> _Task requirements_:
Scan the data below. Pull out each line where "Trending" occurs.
= Beginning of Section =
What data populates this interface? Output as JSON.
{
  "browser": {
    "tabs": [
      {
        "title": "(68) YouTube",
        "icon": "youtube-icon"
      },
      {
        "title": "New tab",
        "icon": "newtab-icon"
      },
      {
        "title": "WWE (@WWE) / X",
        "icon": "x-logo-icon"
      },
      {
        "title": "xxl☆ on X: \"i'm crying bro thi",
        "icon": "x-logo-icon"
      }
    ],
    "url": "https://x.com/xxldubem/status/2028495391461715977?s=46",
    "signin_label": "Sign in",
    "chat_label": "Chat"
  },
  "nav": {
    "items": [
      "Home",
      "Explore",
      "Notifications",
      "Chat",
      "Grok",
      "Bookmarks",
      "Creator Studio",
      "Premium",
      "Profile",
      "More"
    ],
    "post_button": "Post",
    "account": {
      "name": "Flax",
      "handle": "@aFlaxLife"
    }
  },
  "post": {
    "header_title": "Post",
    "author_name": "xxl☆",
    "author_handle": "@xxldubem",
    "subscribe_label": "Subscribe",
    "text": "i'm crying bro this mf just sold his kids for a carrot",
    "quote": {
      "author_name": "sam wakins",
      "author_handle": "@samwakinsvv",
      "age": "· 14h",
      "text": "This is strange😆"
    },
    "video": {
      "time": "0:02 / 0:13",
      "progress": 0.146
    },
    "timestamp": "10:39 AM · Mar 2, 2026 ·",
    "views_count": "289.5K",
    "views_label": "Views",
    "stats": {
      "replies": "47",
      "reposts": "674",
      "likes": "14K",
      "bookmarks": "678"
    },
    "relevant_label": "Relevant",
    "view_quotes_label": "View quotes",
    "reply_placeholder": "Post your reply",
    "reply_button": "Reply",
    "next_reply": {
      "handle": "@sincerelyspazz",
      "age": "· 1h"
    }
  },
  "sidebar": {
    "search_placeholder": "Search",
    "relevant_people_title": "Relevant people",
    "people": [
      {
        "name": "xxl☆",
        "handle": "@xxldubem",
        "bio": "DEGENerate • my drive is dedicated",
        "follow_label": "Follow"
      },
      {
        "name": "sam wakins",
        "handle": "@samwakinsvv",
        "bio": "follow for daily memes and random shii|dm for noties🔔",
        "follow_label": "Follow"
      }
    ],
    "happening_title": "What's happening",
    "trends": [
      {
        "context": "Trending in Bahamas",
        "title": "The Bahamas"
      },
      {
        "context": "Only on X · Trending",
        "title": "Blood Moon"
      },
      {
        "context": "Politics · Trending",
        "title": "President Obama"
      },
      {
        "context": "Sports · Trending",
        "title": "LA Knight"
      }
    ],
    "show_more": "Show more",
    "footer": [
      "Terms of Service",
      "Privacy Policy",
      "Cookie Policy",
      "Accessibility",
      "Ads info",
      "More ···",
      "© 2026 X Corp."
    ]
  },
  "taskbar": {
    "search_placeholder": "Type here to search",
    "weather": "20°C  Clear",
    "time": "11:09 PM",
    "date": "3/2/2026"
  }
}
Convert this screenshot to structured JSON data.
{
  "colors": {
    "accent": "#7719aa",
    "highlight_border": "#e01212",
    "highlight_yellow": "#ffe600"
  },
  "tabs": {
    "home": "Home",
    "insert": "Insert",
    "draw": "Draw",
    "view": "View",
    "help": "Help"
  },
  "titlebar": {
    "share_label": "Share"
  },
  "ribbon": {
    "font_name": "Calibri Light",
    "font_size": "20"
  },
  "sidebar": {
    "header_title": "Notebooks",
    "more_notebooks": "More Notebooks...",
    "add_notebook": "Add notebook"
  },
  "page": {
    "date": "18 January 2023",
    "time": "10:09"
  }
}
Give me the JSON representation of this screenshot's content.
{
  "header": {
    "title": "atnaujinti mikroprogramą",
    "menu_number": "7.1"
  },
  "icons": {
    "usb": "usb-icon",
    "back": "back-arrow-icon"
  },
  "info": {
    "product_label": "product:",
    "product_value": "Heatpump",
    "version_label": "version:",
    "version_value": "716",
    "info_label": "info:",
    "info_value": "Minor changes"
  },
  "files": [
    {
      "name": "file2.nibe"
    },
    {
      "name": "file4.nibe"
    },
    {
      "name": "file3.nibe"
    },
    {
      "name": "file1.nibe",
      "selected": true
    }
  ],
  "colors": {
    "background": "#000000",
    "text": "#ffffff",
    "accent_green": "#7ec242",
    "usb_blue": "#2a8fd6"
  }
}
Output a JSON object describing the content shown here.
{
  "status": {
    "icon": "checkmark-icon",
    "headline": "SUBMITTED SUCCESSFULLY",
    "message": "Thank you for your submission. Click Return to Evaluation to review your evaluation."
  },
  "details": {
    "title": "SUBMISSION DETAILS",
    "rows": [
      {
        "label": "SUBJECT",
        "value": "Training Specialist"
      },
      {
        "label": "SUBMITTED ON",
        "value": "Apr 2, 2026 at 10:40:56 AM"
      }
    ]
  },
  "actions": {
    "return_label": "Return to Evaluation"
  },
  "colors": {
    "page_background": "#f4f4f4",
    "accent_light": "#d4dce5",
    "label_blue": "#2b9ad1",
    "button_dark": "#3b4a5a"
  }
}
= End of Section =
> _Solution to this exercise_:
        "context": "Trending in Bahamas",
        "context": "Only on X · Trending",
        "context": "Politics · Trending",
        "context": "Sports · Trending",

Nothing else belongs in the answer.